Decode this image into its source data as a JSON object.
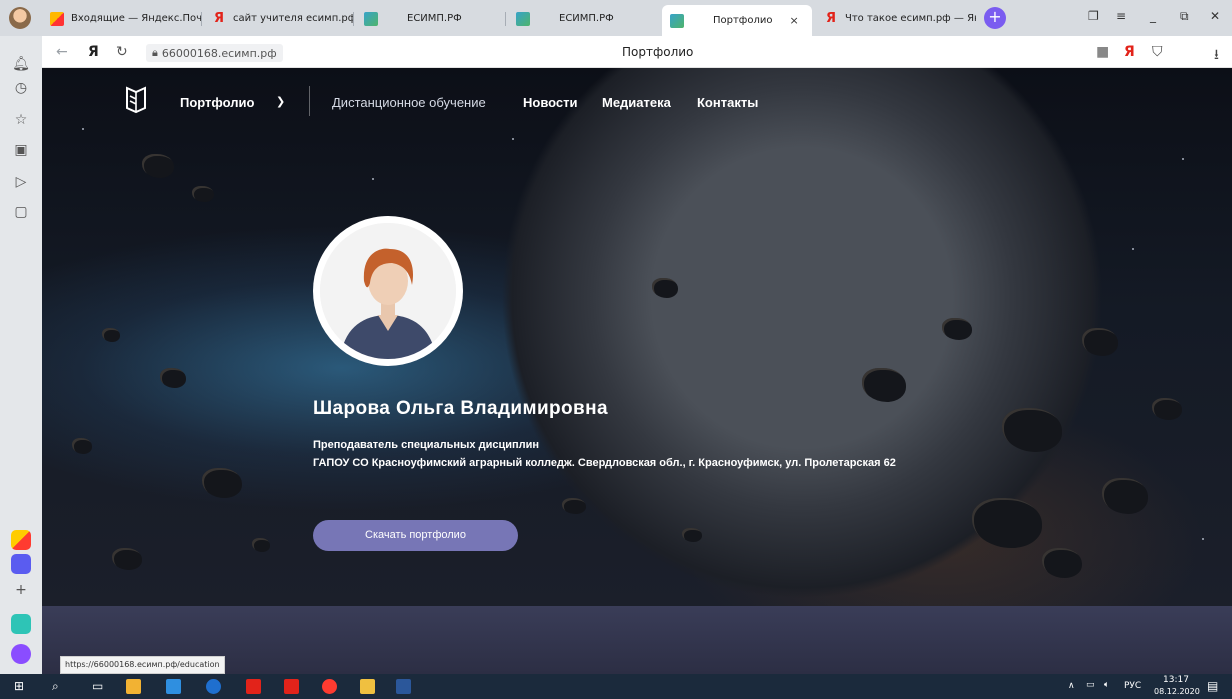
{
  "browser": {
    "tabs": [
      {
        "label": "Входящие — Яндекс.Почт",
        "icon": "mail-icon",
        "active": false
      },
      {
        "label": "сайт учителя есимп.рф —",
        "icon": "yandex-icon",
        "active": false
      },
      {
        "label": "ЕСИМП.РФ",
        "icon": "esimp-icon",
        "active": false
      },
      {
        "label": "ЕСИМП.РФ",
        "icon": "esimp-icon",
        "active": false
      },
      {
        "label": "Портфолио",
        "icon": "esimp-icon",
        "active": true
      },
      {
        "label": "Что такое есимп.рф — Ян",
        "icon": "yandex-icon",
        "active": false
      }
    ],
    "close_symbol": "×",
    "new_tab_symbol": "+",
    "address": "66000168.есимп.рф",
    "page_title": "Портфолио",
    "yandex_letter": "Я",
    "status_url": "https://66000168.есимп.рф/education"
  },
  "site": {
    "nav": {
      "portfolio": "Портфолио",
      "items": [
        "Дистанционное обучение",
        "Новости",
        "Медиатека",
        "Контакты"
      ]
    },
    "profile": {
      "name": "Шарова Ольга Владимировна",
      "position": "Преподаватель специальных дисциплин",
      "organization": "ГАПОУ СО Красноуфимский аграрный колледж. Свердловская обл., г. Красноуфимск, ул. Пролетарская 62",
      "download_label": "Скачать портфолио"
    }
  },
  "taskbar": {
    "language": "РУС",
    "time": "13:17",
    "date": "08.12.2020"
  },
  "colors": {
    "accent_button": "#7776b6",
    "tab_strip": "#d7dbe0",
    "taskbar": "#1b2a3c"
  }
}
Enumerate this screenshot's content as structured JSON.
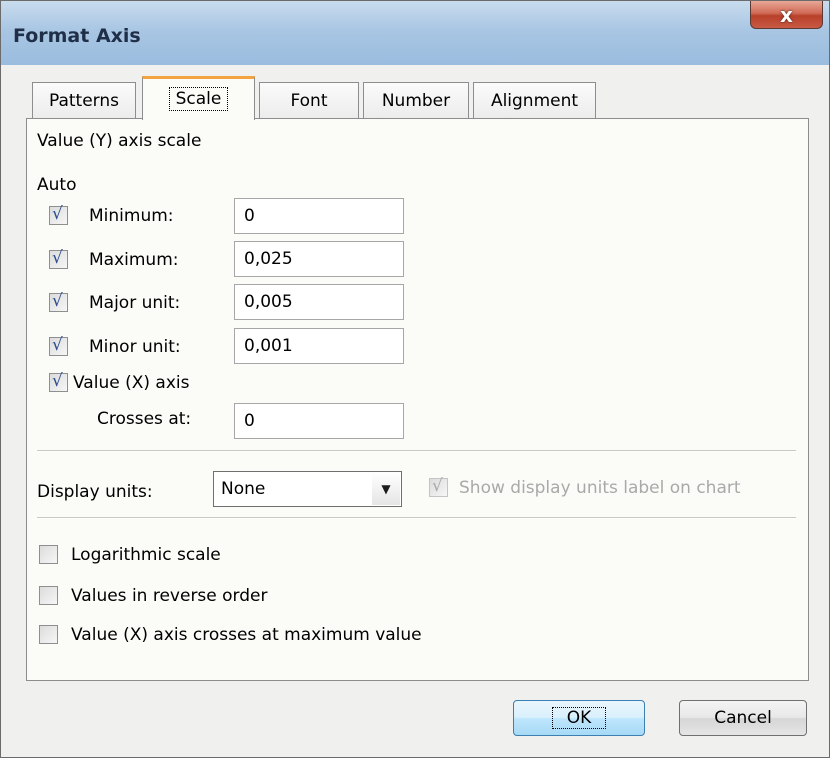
{
  "window": {
    "title": "Format Axis",
    "close_glyph": "x",
    "close_icon": "close-icon"
  },
  "tabs": [
    {
      "label": "Patterns"
    },
    {
      "label": "Scale",
      "active": true
    },
    {
      "label": "Font"
    },
    {
      "label": "Number"
    },
    {
      "label": "Alignment"
    }
  ],
  "scale": {
    "heading": "Value (Y) axis scale",
    "auto_label": "Auto",
    "fields": [
      {
        "label": "Minimum:",
        "value": "0",
        "checked": true
      },
      {
        "label": "Maximum:",
        "value": "0,025",
        "checked": true
      },
      {
        "label": "Major unit:",
        "value": "0,005",
        "checked": true
      },
      {
        "label": "Minor unit:",
        "value": "0,001",
        "checked": true
      }
    ],
    "x_axis_label": "Value (X) axis",
    "crosses_at_label": "Crosses at:",
    "crosses_at_value": "0",
    "display_units_label": "Display units:",
    "display_units_value": "None",
    "show_units_label": "Show display units label on chart",
    "options": [
      {
        "label": "Logarithmic scale",
        "checked": false
      },
      {
        "label": "Values in reverse order",
        "checked": false
      },
      {
        "label": "Value (X) axis crosses at maximum value",
        "checked": false
      }
    ]
  },
  "buttons": {
    "ok": "OK",
    "cancel": "Cancel"
  },
  "colors": {
    "title_bar": "#a9c6e3",
    "active_tab_accent": "#f3a440",
    "check_mark": "#2b4c8c"
  }
}
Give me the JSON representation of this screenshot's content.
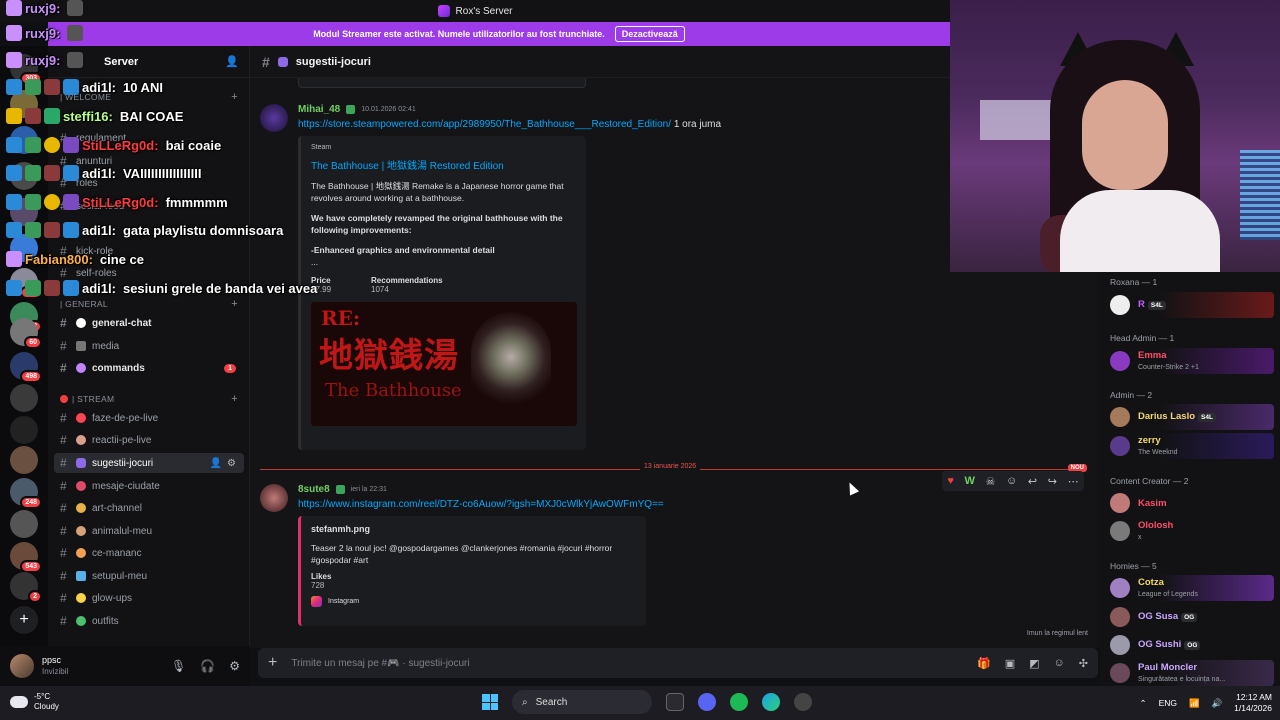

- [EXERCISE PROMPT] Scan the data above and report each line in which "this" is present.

- [YOUR SOLUTION]
Decode this image into its source data as a JSON object.
Enumerate this screenshot's content as structured JSON.
Give me the JSON representation of this screenshot's content.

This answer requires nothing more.